A lack of accountability and structure has allowed more than 5,000 students in Alabama public schools to avoid attending even a single day of class since switching to part-time in-person learning.
The Associated Press reported that Education Superintendent Eric Mackey made the claim and suggested the loss of the students could lead to reduced funding, which in turn would lead to potentially hundreds of lost teaching positions.
“It’s a very difficult year instructionally and that doesn’t even touch the surface on the issues we will have with these 5,000 students who are not in school and we don’t know where they are,” Mackey said.
Mackey admitted to the Montgomery Advertiser that at least some of those students likely left public schools in order to attend private schools. He also said that some of the missing students have started to return to class, but they would not be included in school enrollment numbers, which are collected 20 days after Labor Day every year, the outlet reported.
Instead of looking for ways to get those students back in school or to return to in-person teaching, Mackey said he was looking for ways to get the state legislature to alter how it funds school districts.
“Currently the formula is set up for districts to receive funding for teacher units per so many students,” the outlet reported.
Mackey is “currently researching how the formula could be temporarily altered to avoid the short fall,” the Advertiser added. “One route could be to take the average enrollment number over the past couple years for districts and based [sic] the funding on that.”
“I have every expectation that once the pandemic ends, all of those students will come back,” Mackey told the outlet. “The instructional problem will exist, but hopefully financial issues will be taken care of.”
Mackey added that he hopes schools can close the educational gaps created by virtual learning.
Data show schools are not a source of spread for the novel coronavirus, even as they remained closed in many states across the country. The Daily Wire’s Emily Zanotti reported in October on a study of more than 200,000 students in kindergarten through 12th grade that found a coronavirus case rate of just 0.13%.
“A group of researchers, spearheaded by Brown University Professor Emily Oster, have created and made available the most comprehensive database on schools and Covid case rates for students and staff since the pandemic started,” The Wall Street Journal reported in an opinion piece. “Her data—covering almost 200,000 kids across 47 states from the last two weeks of September—showed a Covid-19 case rate of 0.13% among students and 0.24% among staff. That’s a shockingly and wonderfully low number. By comparison, the current overall U.S. case rate is 2.6%, an order of magnitude higher.”

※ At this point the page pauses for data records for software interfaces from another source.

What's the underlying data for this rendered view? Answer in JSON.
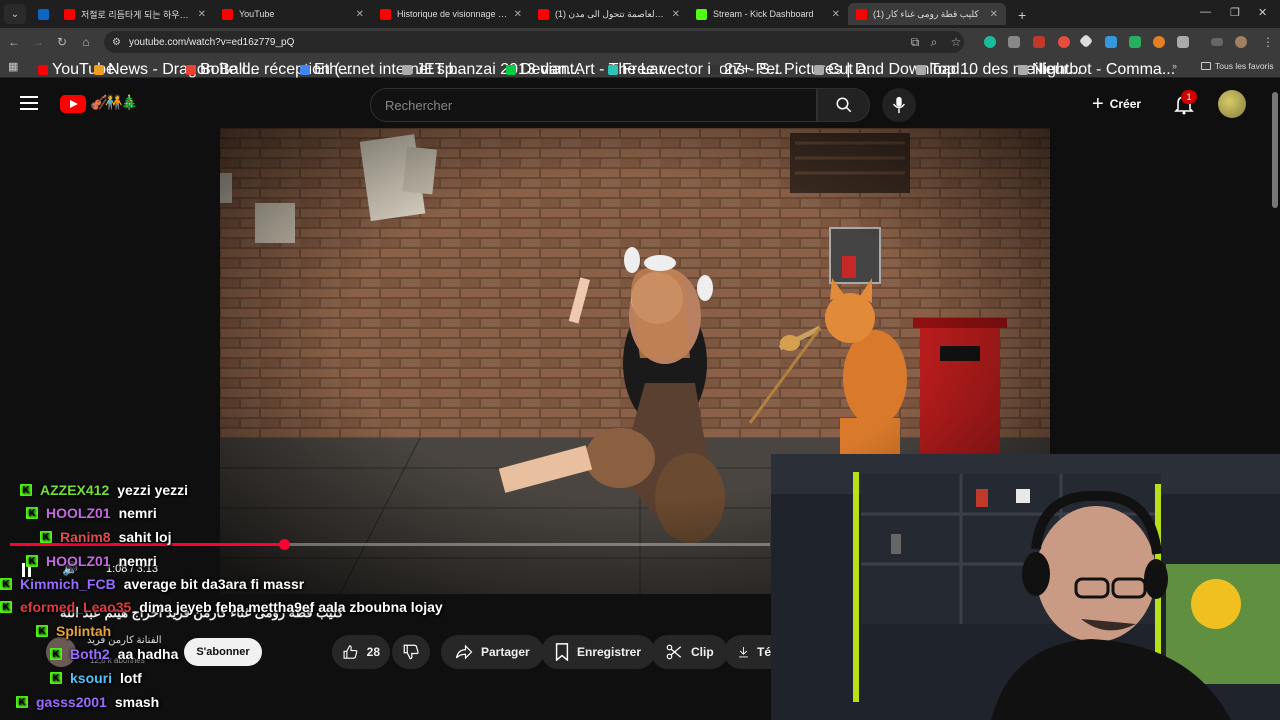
{
  "browser": {
    "tabs": [
      {
        "title": "",
        "favicon_color": "#0a66c2"
      },
      {
        "title": "저절로 리듬타게 되는 하우스 -",
        "favicon_color": "#ff0000"
      },
      {
        "title": "YouTube",
        "favicon_color": "#ff0000"
      },
      {
        "title": "Historique de visionnage - YouT",
        "favicon_color": "#ff0000"
      },
      {
        "title": "(1) تونس العاصمة تتحول الى مدن",
        "favicon_color": "#ff0000"
      },
      {
        "title": "Stream - Kick Dashboard",
        "favicon_color": "#53fc18"
      },
      {
        "title": "(1) كليب قطة رومى غناء كار",
        "favicon_color": "#ff0000"
      }
    ],
    "url": "youtube.com/watch?v=ed16z779_pQ",
    "bookmarks": [
      {
        "label": "YouTube",
        "color": "#ff0000"
      },
      {
        "label": "News - Dragon Ball...",
        "color": "#f0a020"
      },
      {
        "label": "Boîte de réception (...",
        "color": "#ea4335"
      },
      {
        "label": "Ethernet internet sp...",
        "color": "#4285f4"
      },
      {
        "label": "JET banzai 2013 dan...",
        "color": "#aaaaaa"
      },
      {
        "label": "DeviantArt - The Lar...",
        "color": "#05cc47"
      },
      {
        "label": "Free vector icons - S...",
        "color": "#2ec4b6"
      },
      {
        "label": "27+ Pet Pictures | D...",
        "color": "#333333"
      },
      {
        "label": "Cut and Download...",
        "color": "#aaaaaa"
      },
      {
        "label": "Top 10 des meilleur...",
        "color": "#aaaaaa"
      },
      {
        "label": "Nightbot - Comma...",
        "color": "#aaaaaa"
      }
    ],
    "all_bookmarks": "Tous les favoris"
  },
  "youtube": {
    "search_placeholder": "Rechercher",
    "create_label": "Créer",
    "notification_count": "1",
    "video_time": "1:08 / 3:13",
    "progress_fraction": 0.36,
    "video_title": "كليب قطة رومى غناء كارمن فريد اخراج هيثم عبد الله",
    "channel_name": "الفنانة كارمن فريد",
    "channel_subs": "12,8 k abonnés",
    "subscribe_label": "S'abonner",
    "like_count": "28",
    "share_label": "Partager",
    "save_label": "Enregistrer",
    "clip_label": "Clip",
    "download_label": "Té"
  },
  "chat": [
    {
      "user": "AZZEX412",
      "message": "yezzi yezzi",
      "color": "#6fe03a"
    },
    {
      "user": "HOOLZ01",
      "message": "nemri",
      "color": "#c46be0"
    },
    {
      "user": "Ranim8",
      "message": "sahit loj",
      "color": "#e04b4b"
    },
    {
      "user": "HOOLZ01",
      "message": "nemri",
      "color": "#c46be0"
    },
    {
      "user": "Kimmich_FCB",
      "message": "average bit da3ara fi massr",
      "color": "#9b6bff"
    },
    {
      "user": "eformed_Leao35",
      "message": "dima jeyeb feha mettha9ef aala zboubna lojay",
      "color": "#e03a3a"
    },
    {
      "user": "Splintah",
      "message": "",
      "color": "#e8a43a"
    },
    {
      "user": "Both2",
      "message": "aa hadha",
      "color": "#9b6bff"
    },
    {
      "user": "ksouri",
      "message": "lotf",
      "color": "#4fc3f7"
    },
    {
      "user": "gasss2001",
      "message": "smash",
      "color": "#9b6bff"
    }
  ]
}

Even with this information, schools have refused to open, even as parents across the country say their children are struggling without the social interaction of in-person learning.